Your instructions: Only the pictures are to be left out; return the rest of the data exactly as it stands.

(Input data)

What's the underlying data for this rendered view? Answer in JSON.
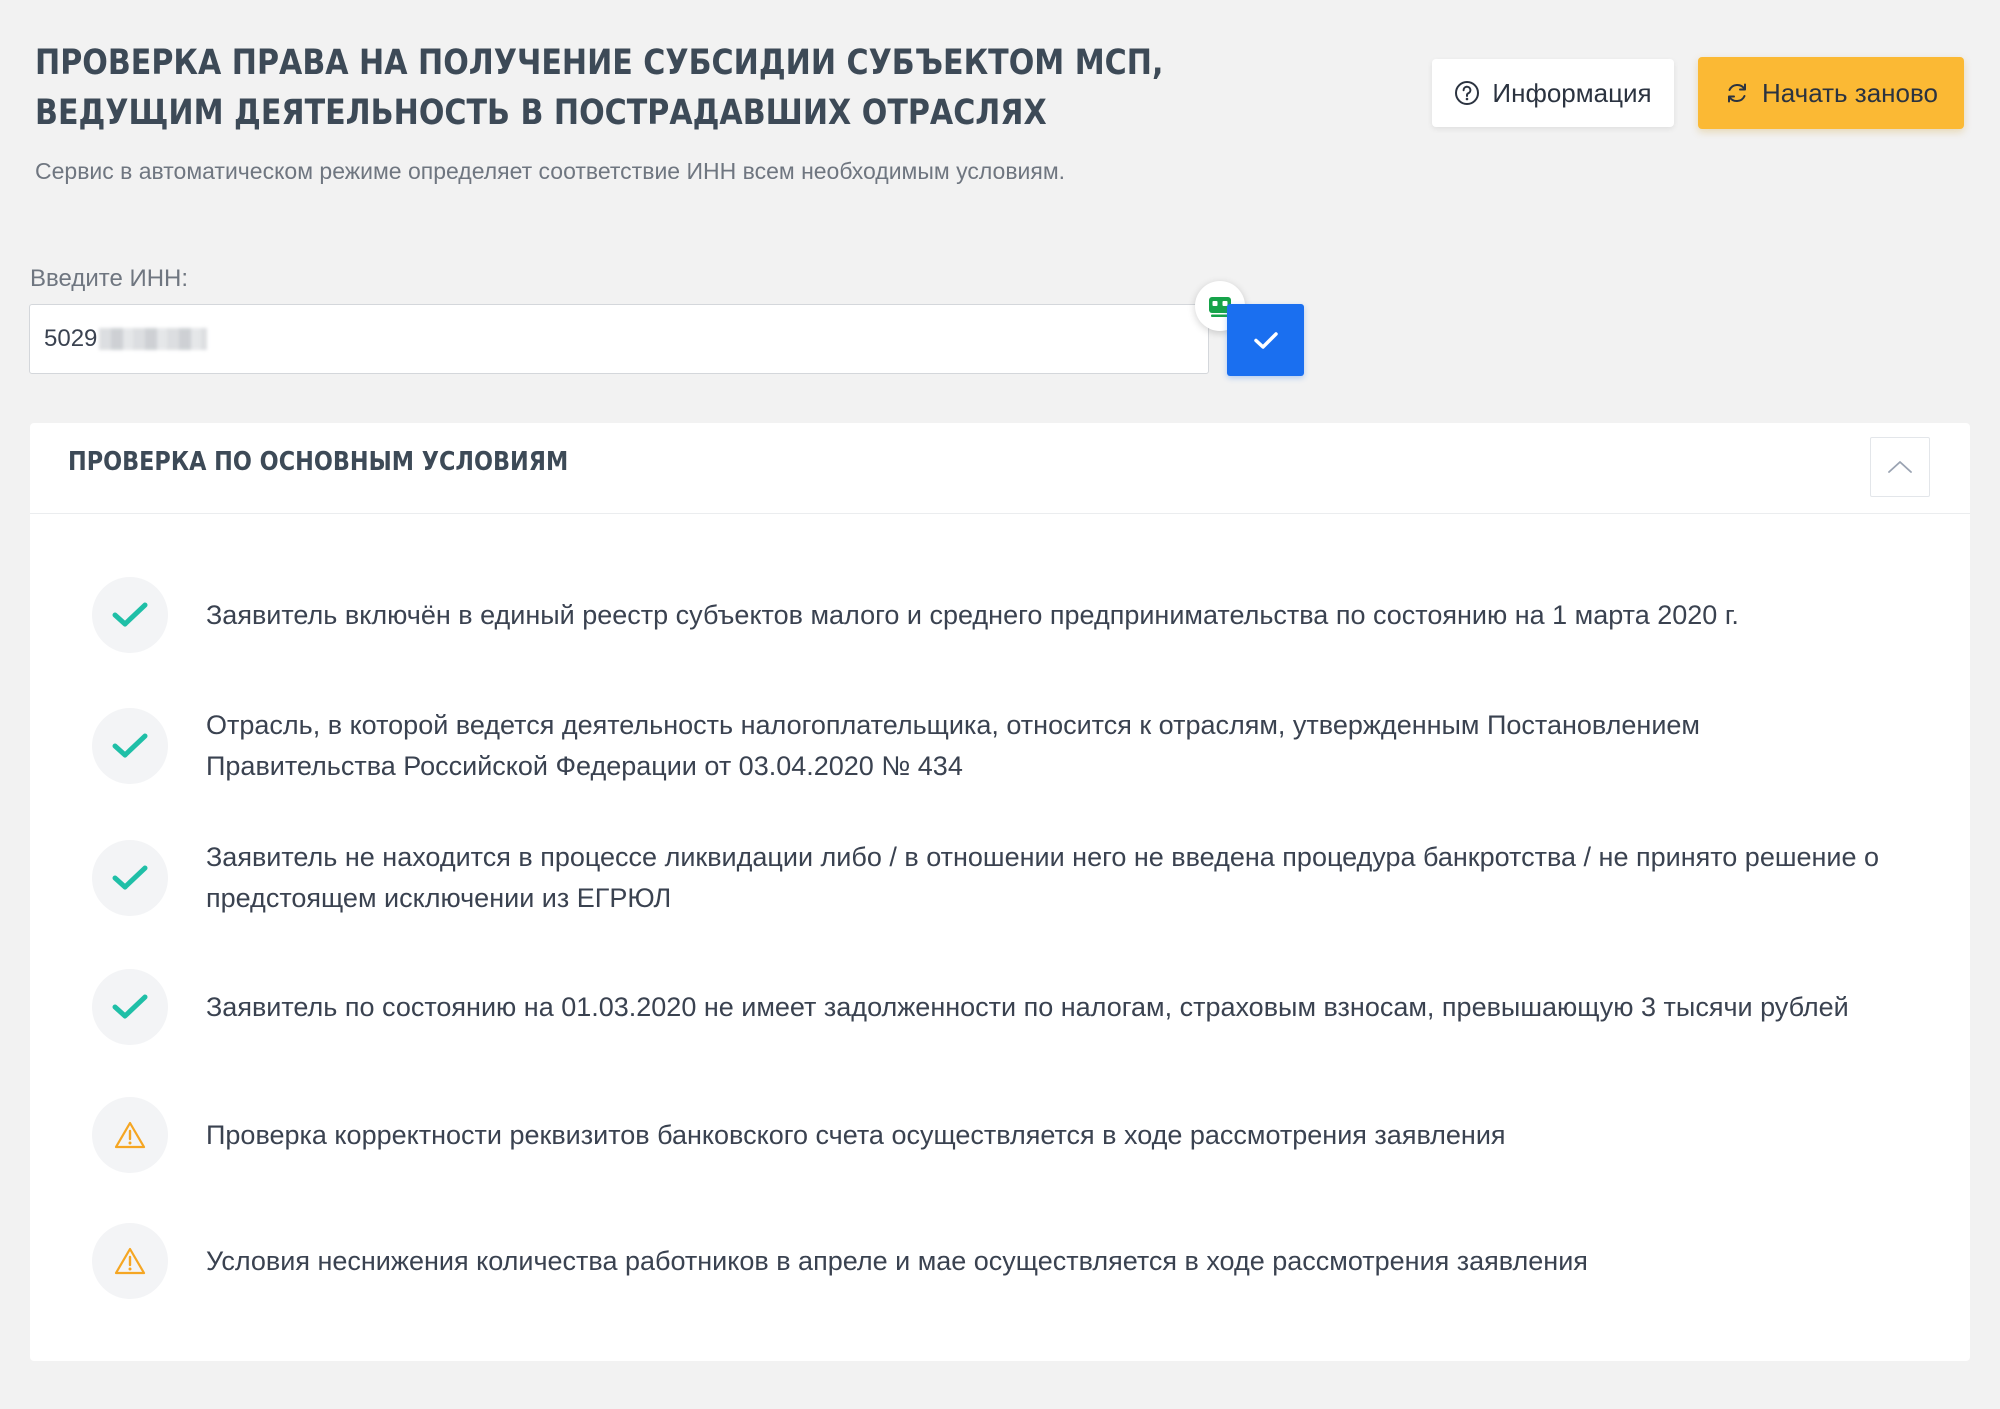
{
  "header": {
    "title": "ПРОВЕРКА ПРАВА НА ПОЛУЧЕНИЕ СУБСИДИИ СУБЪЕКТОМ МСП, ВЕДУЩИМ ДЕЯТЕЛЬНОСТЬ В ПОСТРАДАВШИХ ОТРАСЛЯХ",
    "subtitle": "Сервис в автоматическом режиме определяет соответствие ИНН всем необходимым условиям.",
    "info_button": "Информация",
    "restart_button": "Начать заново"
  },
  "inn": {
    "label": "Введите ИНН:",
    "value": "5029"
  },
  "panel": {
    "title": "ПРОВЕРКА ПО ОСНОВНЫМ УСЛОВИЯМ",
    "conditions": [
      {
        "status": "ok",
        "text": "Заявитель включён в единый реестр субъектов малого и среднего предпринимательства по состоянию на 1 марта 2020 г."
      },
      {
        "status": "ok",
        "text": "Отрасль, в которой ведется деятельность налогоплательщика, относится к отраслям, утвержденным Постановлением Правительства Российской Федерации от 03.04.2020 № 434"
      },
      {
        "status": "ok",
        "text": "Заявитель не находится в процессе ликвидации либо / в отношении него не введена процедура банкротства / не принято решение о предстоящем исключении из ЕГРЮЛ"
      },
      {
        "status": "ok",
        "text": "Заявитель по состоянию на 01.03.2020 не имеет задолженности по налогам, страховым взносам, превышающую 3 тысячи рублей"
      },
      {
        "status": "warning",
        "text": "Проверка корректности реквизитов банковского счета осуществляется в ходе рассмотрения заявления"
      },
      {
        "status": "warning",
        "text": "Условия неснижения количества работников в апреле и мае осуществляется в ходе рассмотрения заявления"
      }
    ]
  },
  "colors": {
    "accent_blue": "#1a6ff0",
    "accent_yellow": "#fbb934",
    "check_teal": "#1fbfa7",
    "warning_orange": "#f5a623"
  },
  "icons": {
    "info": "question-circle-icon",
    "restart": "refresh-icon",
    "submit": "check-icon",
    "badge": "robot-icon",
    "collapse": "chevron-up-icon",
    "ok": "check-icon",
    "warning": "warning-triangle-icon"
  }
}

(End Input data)

Exercise response:
What's the underlying data for this rendered view? Answer in JSON.
{
  "header": {
    "title": "ПРОВЕРКА ПРАВА НА ПОЛУЧЕНИЕ СУБСИДИИ СУБЪЕКТОМ МСП, ВЕДУЩИМ ДЕЯТЕЛЬНОСТЬ В ПОСТРАДАВШИХ ОТРАСЛЯХ",
    "subtitle": "Сервис в автоматическом режиме определяет соответствие ИНН всем необходимым условиям.",
    "info_button": "Информация",
    "restart_button": "Начать заново"
  },
  "inn": {
    "label": "Введите ИНН:",
    "value": "5029"
  },
  "panel": {
    "title": "ПРОВЕРКА ПО ОСНОВНЫМ УСЛОВИЯМ",
    "conditions": [
      {
        "status": "ok",
        "text": "Заявитель включён в единый реестр субъектов малого и среднего предпринимательства по состоянию на 1 марта 2020 г."
      },
      {
        "status": "ok",
        "text": "Отрасль, в которой ведется деятельность налогоплательщика, относится к отраслям, утвержденным Постановлением Правительства Российской Федерации от 03.04.2020 № 434"
      },
      {
        "status": "ok",
        "text": "Заявитель не находится в процессе ликвидации либо / в отношении него не введена процедура банкротства / не принято решение о предстоящем исключении из ЕГРЮЛ"
      },
      {
        "status": "ok",
        "text": "Заявитель по состоянию на 01.03.2020 не имеет задолженности по налогам, страховым взносам, превышающую 3 тысячи рублей"
      },
      {
        "status": "warning",
        "text": "Проверка корректности реквизитов банковского счета осуществляется в ходе рассмотрения заявления"
      },
      {
        "status": "warning",
        "text": "Условия неснижения количества работников в апреле и мае осуществляется в ходе рассмотрения заявления"
      }
    ]
  },
  "colors": {
    "accent_blue": "#1a6ff0",
    "accent_yellow": "#fbb934",
    "check_teal": "#1fbfa7",
    "warning_orange": "#f5a623"
  },
  "icons": {
    "info": "question-circle-icon",
    "restart": "refresh-icon",
    "submit": "check-icon",
    "badge": "robot-icon",
    "collapse": "chevron-up-icon",
    "ok": "check-icon",
    "warning": "warning-triangle-icon"
  }
}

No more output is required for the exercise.